// true if file exists
bool fileExists(const std::string& file) {
    struct stat buf;
    return (stat(file.c_str(), &buf) == 0);
}

int main() {
    if(!fileExists("test.txt")) {
        std::cerr << "test.txt doesn't exist, exiting...\n";
        return -1;
    }
    return 0;
}

Output:

C02QT2UBFVH6-lm:~ gsamaras$ ls test.txt
ls: test.txt: No such file or directory
C02QT2UBFVH6-lm:~ gsamaras$ g++ -Wall main.cpp
C02QT2UBFVH6-lm:~ gsamaras$ ./a.out
test.txt doesn't exist, exiting...

Another version (and that) can be found here.

  • Not the downvoter, but the question asked for a cross-platform solution, and stat doesn't exist on all platforms. – pavon Feb 21 '17 at 17:18
  • Oh that's right @pavon, thank you! – gsamaras Feb 21 '17 at 18:35
2

If your compiler supports C++17 you don't need boost, you can simply use std::filesystem::exists

#include <iostream> // only for std::cout
#include <filesystem>

if (!std::filesystem::exists("myfile.txt"))
{
    std::cout << "File not found!" << std::endl;
}
0

If you are already using the input file stream class (ifstream), you could use its function fail().

Example:

ifstream myFile;

myFile.open("file.txt");

// Check for errors
if (myFile.fail()) {
    cerr << "Error: File could not be found";
    exit(1);
}

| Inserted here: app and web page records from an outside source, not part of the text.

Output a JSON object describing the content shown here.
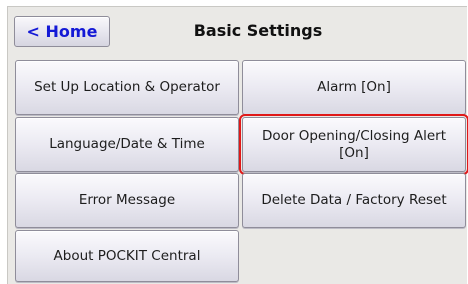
{
  "header": {
    "home_label": "< Home",
    "title": "Basic Settings"
  },
  "menu": {
    "setup_location_operator": "Set Up Location & Operator",
    "alarm": "Alarm [On]",
    "language_date_time": "Language/Date & Time",
    "door_alert_line1": "Door Opening/Closing Alert",
    "door_alert_line2": "[On]",
    "error_message": "Error Message",
    "delete_data_factory_reset": "Delete Data / Factory Reset",
    "about": "About POCKIT Central"
  },
  "colors": {
    "home_text": "#1419d6",
    "highlight": "#e01818",
    "background": "#eae9e6"
  }
}
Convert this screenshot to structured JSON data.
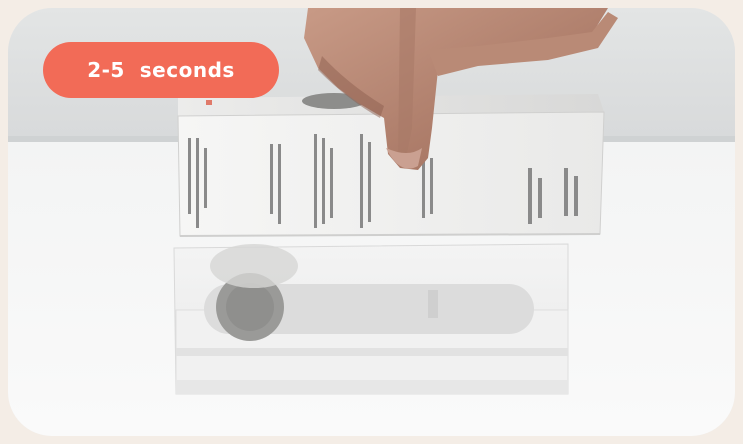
{
  "badge": {
    "label": "2-5  seconds",
    "color": "#f26b57"
  },
  "photo": {
    "subject": "hand-lifting-product-box-photo"
  }
}
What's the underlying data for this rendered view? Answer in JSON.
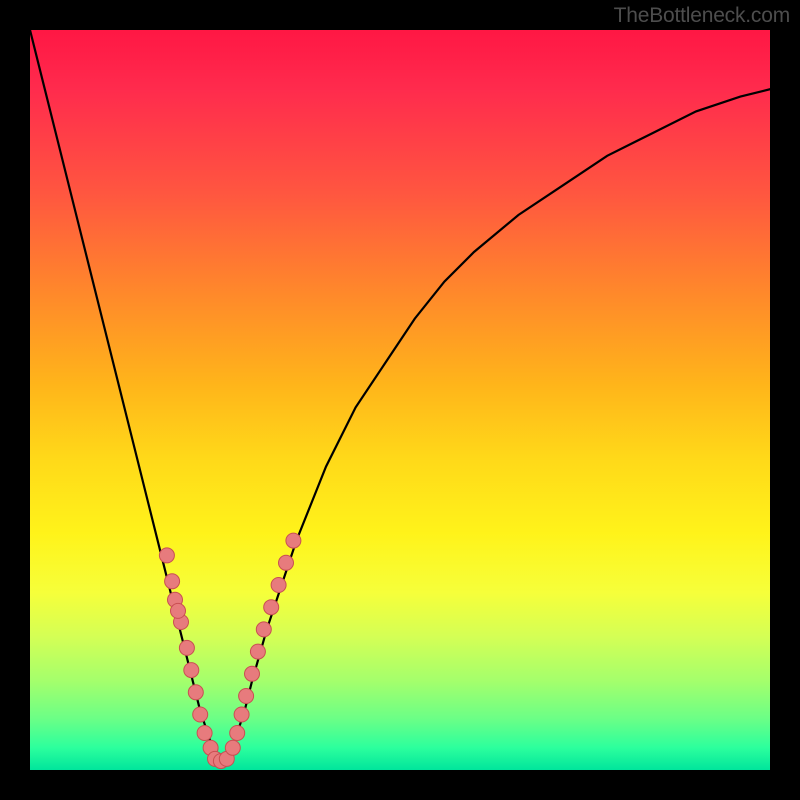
{
  "watermark": "TheBottleneck.com",
  "accent_colors": {
    "top": "#ff1744",
    "bottom": "#00e59c",
    "curve": "#000000",
    "dot_fill": "#e77b7d",
    "dot_stroke": "#c94f52"
  },
  "chart_data": {
    "type": "line",
    "title": "",
    "xlabel": "",
    "ylabel": "",
    "xlim": [
      0,
      100
    ],
    "ylim": [
      0,
      100
    ],
    "grid": false,
    "legend": false,
    "series": [
      {
        "name": "bottleneck_curve",
        "x": [
          0,
          2,
          4,
          6,
          8,
          10,
          12,
          14,
          16,
          18,
          20,
          21,
          22,
          23,
          24,
          25,
          26,
          27,
          28,
          29,
          30,
          32,
          34,
          36,
          38,
          40,
          44,
          48,
          52,
          56,
          60,
          66,
          72,
          78,
          84,
          90,
          96,
          100
        ],
        "values": [
          100,
          92,
          84,
          76,
          68,
          60,
          52,
          44,
          36,
          28,
          20,
          16,
          12,
          8,
          5,
          2,
          1,
          2,
          5,
          8,
          12,
          19,
          25,
          31,
          36,
          41,
          49,
          55,
          61,
          66,
          70,
          75,
          79,
          83,
          86,
          89,
          91,
          92
        ],
        "note": "curve is a sharp V funnel; values estimated by pixel position, 0=bottom 100=top"
      }
    ],
    "dots_left": [
      {
        "x": 18.5,
        "y": 29
      },
      {
        "x": 19.2,
        "y": 25.5
      },
      {
        "x": 19.6,
        "y": 23
      },
      {
        "x": 20.4,
        "y": 20
      },
      {
        "x": 20.0,
        "y": 21.5
      },
      {
        "x": 21.2,
        "y": 16.5
      },
      {
        "x": 21.8,
        "y": 13.5
      },
      {
        "x": 22.4,
        "y": 10.5
      },
      {
        "x": 23.0,
        "y": 7.5
      },
      {
        "x": 23.6,
        "y": 5
      },
      {
        "x": 24.4,
        "y": 3
      }
    ],
    "dots_right": [
      {
        "x": 27.4,
        "y": 3
      },
      {
        "x": 28.0,
        "y": 5
      },
      {
        "x": 28.6,
        "y": 7.5
      },
      {
        "x": 29.2,
        "y": 10
      },
      {
        "x": 30.0,
        "y": 13
      },
      {
        "x": 30.8,
        "y": 16
      },
      {
        "x": 31.6,
        "y": 19
      },
      {
        "x": 32.6,
        "y": 22
      },
      {
        "x": 33.6,
        "y": 25
      },
      {
        "x": 34.6,
        "y": 28
      },
      {
        "x": 35.6,
        "y": 31
      }
    ],
    "dots_bottom": [
      {
        "x": 25.0,
        "y": 1.5
      },
      {
        "x": 25.8,
        "y": 1.2
      },
      {
        "x": 26.6,
        "y": 1.5
      }
    ]
  }
}
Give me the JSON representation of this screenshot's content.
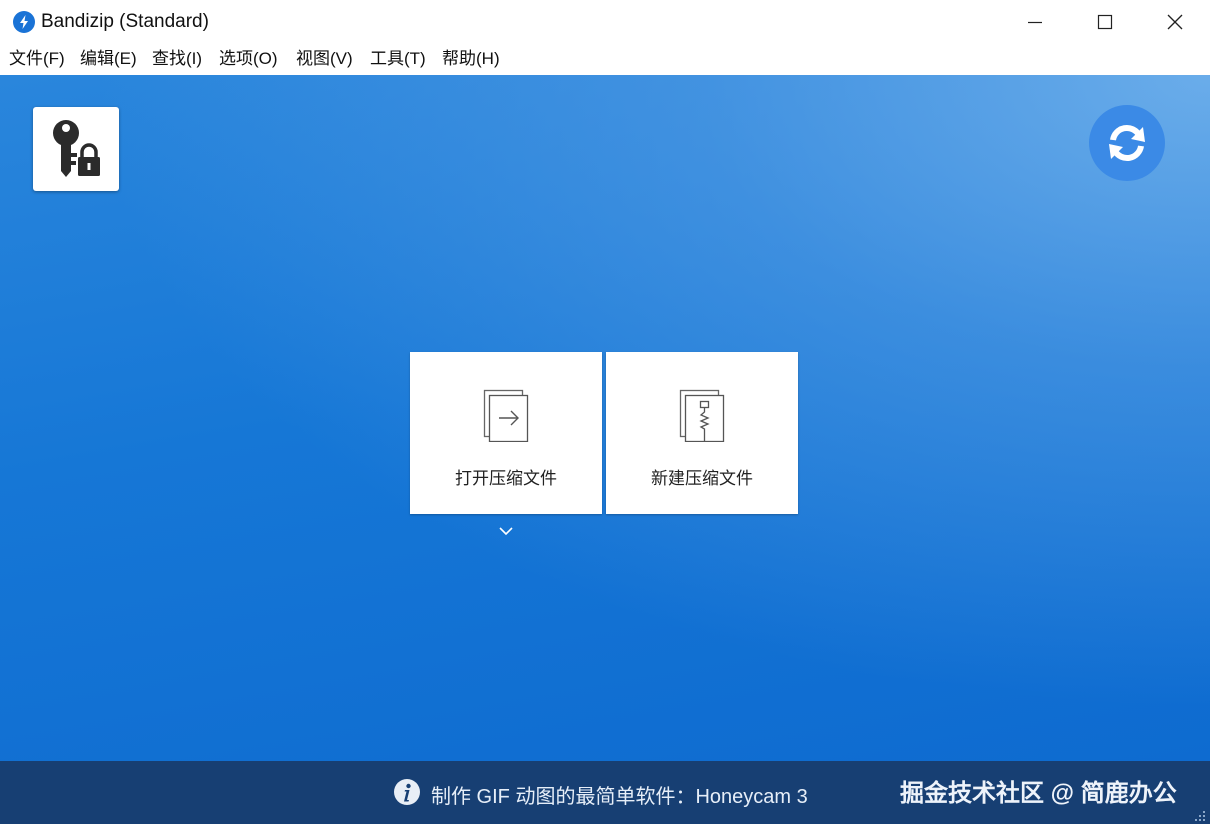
{
  "window": {
    "title": "Bandizip (Standard)",
    "app_icon": "bandizip-logo-icon",
    "controls": [
      "minimize-icon",
      "maximize-icon",
      "close-icon"
    ]
  },
  "menu": {
    "items": [
      {
        "label": "文件(F)"
      },
      {
        "label": "编辑(E)"
      },
      {
        "label": "查找(I)"
      },
      {
        "label": "选项(O)"
      },
      {
        "label": "视图(V)"
      },
      {
        "label": "工具(T)"
      },
      {
        "label": "帮助(H)"
      }
    ]
  },
  "main": {
    "password_manager_icon": "key-lock-icon",
    "refresh_icon": "refresh-icon",
    "tiles": [
      {
        "label": "打开压缩文件",
        "icon": "open-archive-icon"
      },
      {
        "label": "新建压缩文件",
        "icon": "new-archive-icon"
      }
    ],
    "more_options_icon": "chevron-down-icon"
  },
  "status": {
    "info_icon": "info-icon",
    "promo_text": "制作 GIF 动图的最简单软件：Honeycam 3",
    "watermark": "掘金技术社区 @ 简鹿办公"
  },
  "colors": {
    "accent": "#1a73d6",
    "background_top": "#2a86dc",
    "background_bottom": "#0e6bd0",
    "statusbar": "#173f73"
  }
}
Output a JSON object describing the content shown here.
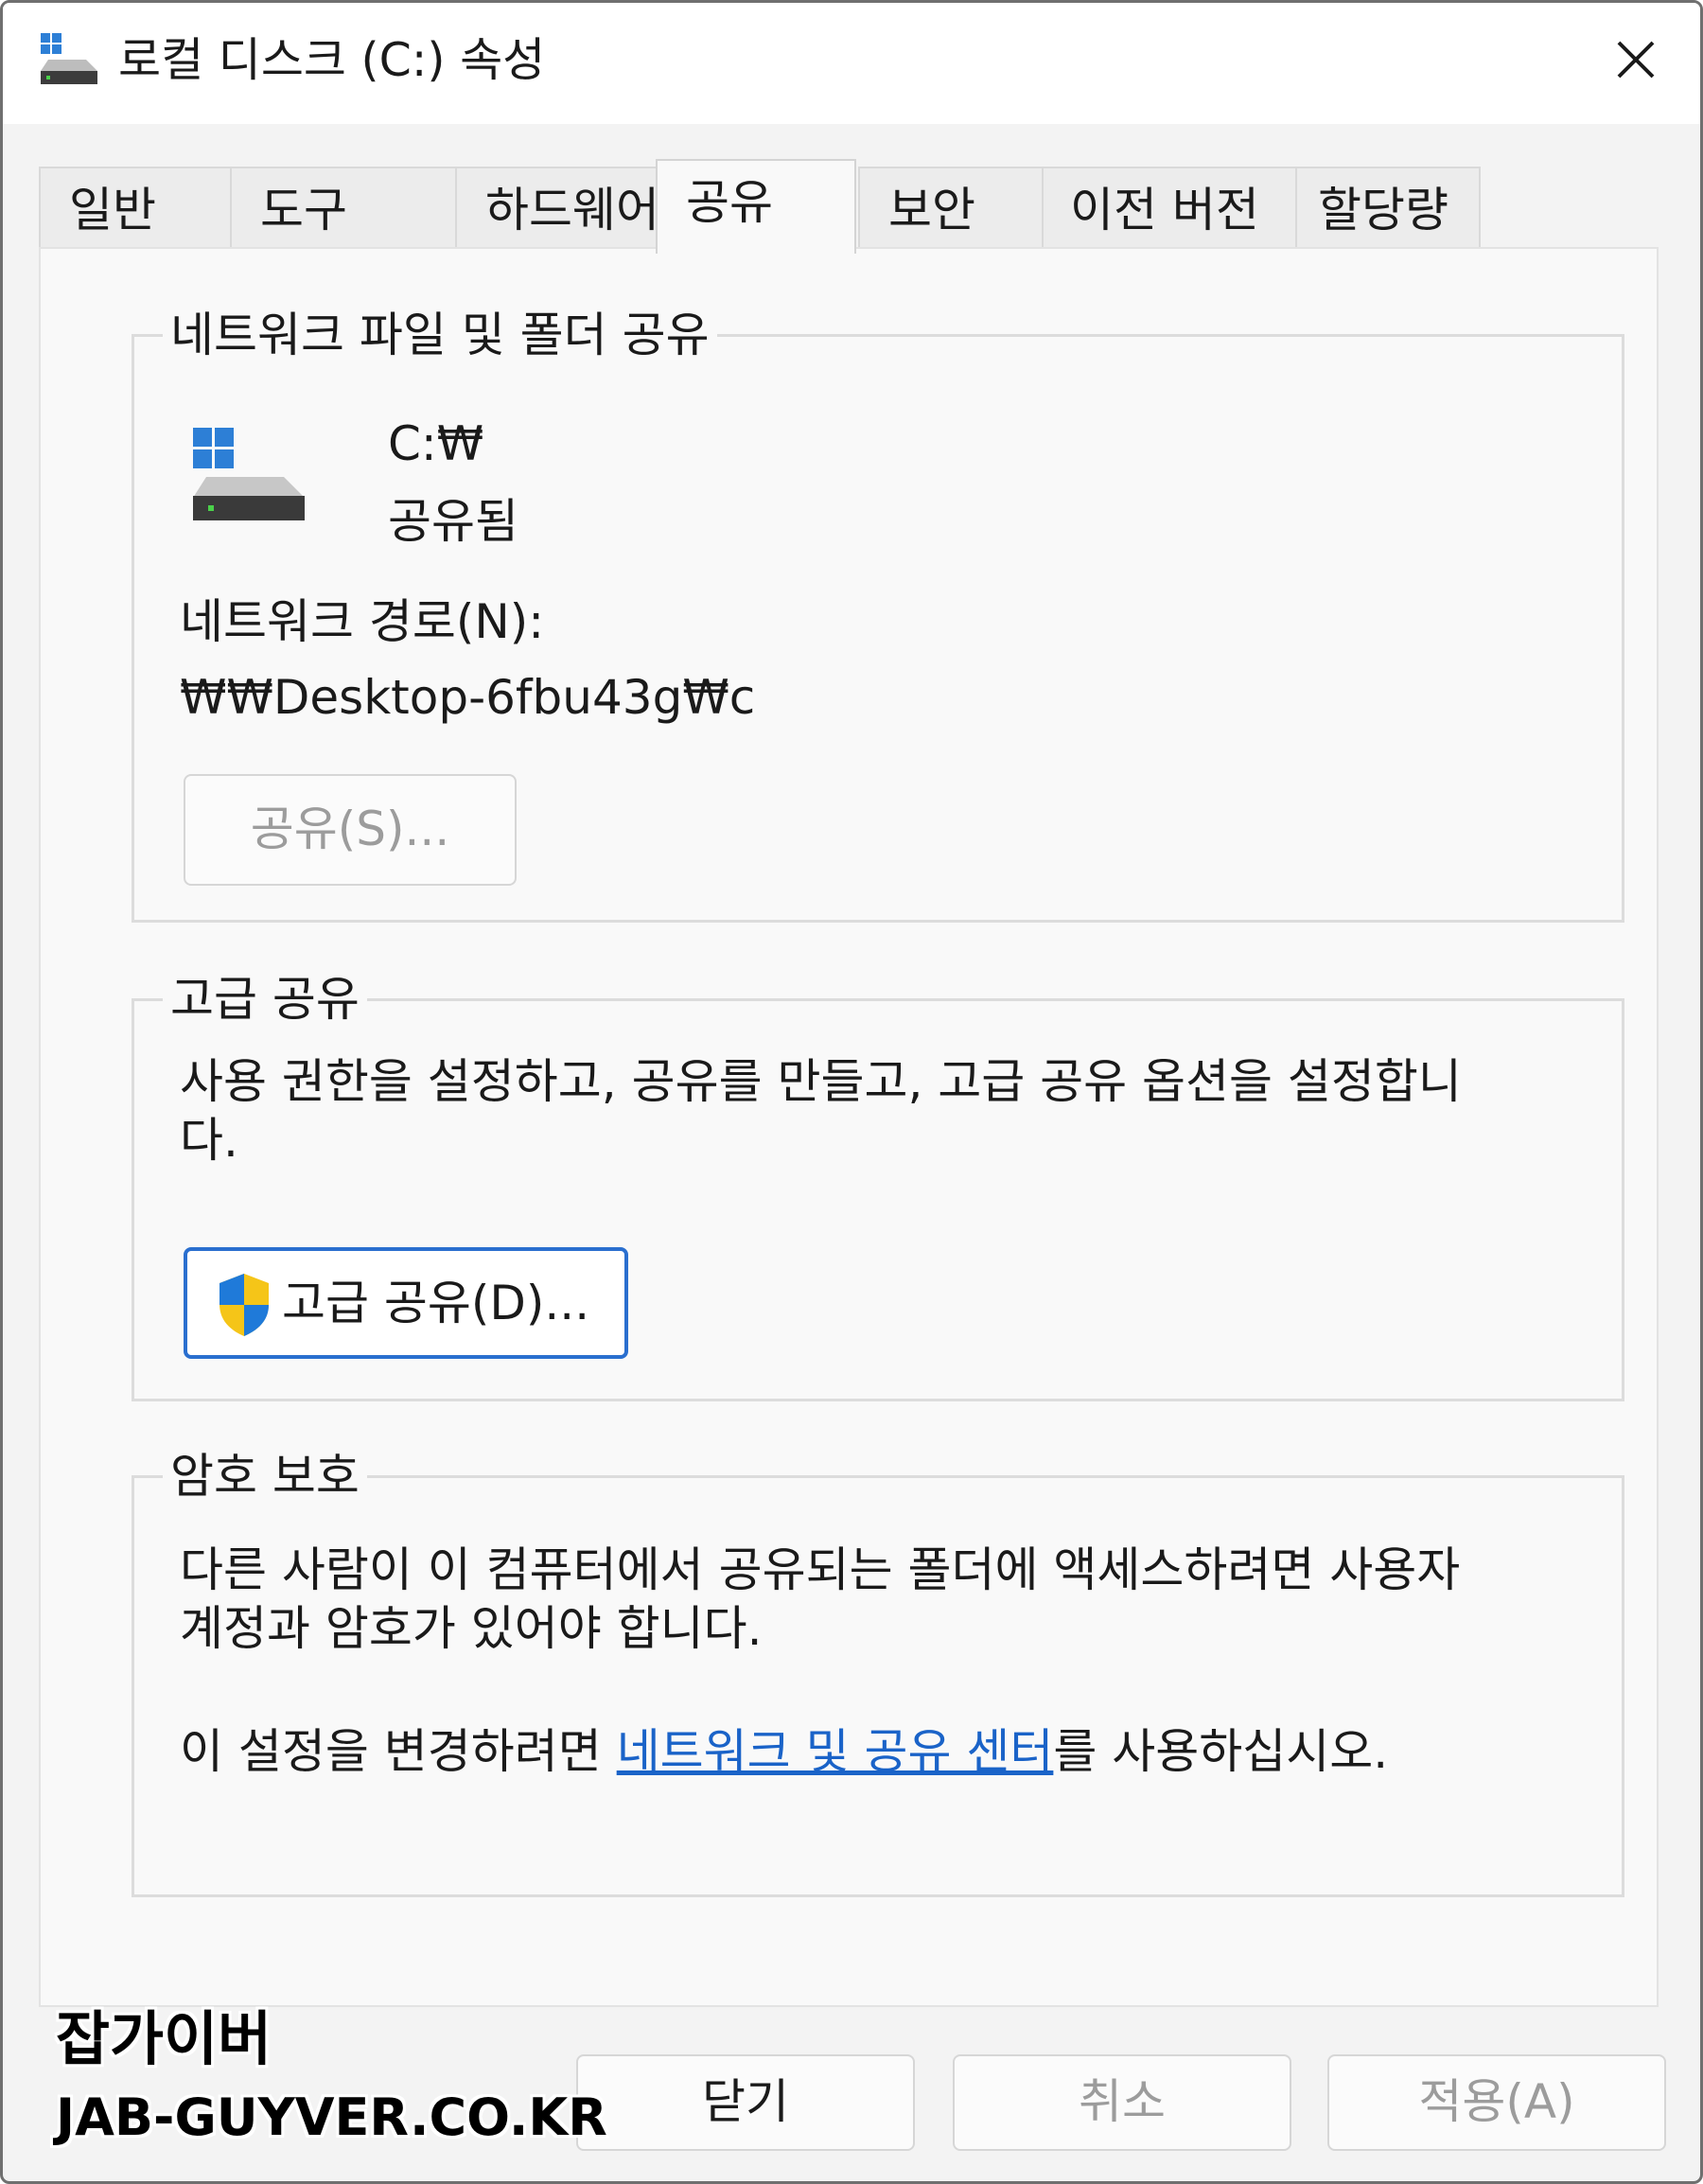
{
  "window": {
    "title": "로컬 디스크 (C:) 속성",
    "close_icon": "close-icon"
  },
  "tabs": [
    {
      "label": "일반"
    },
    {
      "label": "도구"
    },
    {
      "label": "하드웨어"
    },
    {
      "label": "공유",
      "active": true
    },
    {
      "label": "보안"
    },
    {
      "label": "이전 버전"
    },
    {
      "label": "할당량"
    }
  ],
  "network_sharing": {
    "legend": "네트워크 파일 및 폴더 공유",
    "drive_name": "C:₩",
    "status": "공유됨",
    "path_label": "네트워크 경로(N):",
    "path_value": "₩₩Desktop-6fbu43g₩c",
    "share_button": "공유(S)..."
  },
  "advanced_sharing": {
    "legend": "고급 공유",
    "description_line1": "사용 권한을 설정하고, 공유를 만들고, 고급 공유 옵션을 설정합니",
    "description_line2": "다.",
    "button": "고급 공유(D)..."
  },
  "password_protection": {
    "legend": "암호 보호",
    "description_line1": "다른 사람이 이 컴퓨터에서 공유되는 폴더에 액세스하려면 사용자",
    "description_line2": "계정과 암호가 있어야 합니다.",
    "change_prefix": "이 설정을 변경하려면 ",
    "link_text": "네트워크 및 공유 센터",
    "change_suffix": "를 사용하십시오."
  },
  "footer": {
    "close": "닫기",
    "cancel": "취소",
    "apply": "적용(A)"
  },
  "watermark": {
    "name": "잡가이버",
    "site": "JAB-GUYVER.CO.KR"
  },
  "colors": {
    "accent": "#2a6fcf",
    "link": "#1a63c8",
    "shield_blue": "#1f7ad9",
    "shield_yellow": "#f5c518"
  }
}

Your Answer

By clicking “Post Your Answer”, you agree to our terms of service, privacy policy and cookie policy

Not the answer you're looking for? Browse other questions tagged or ask your own question.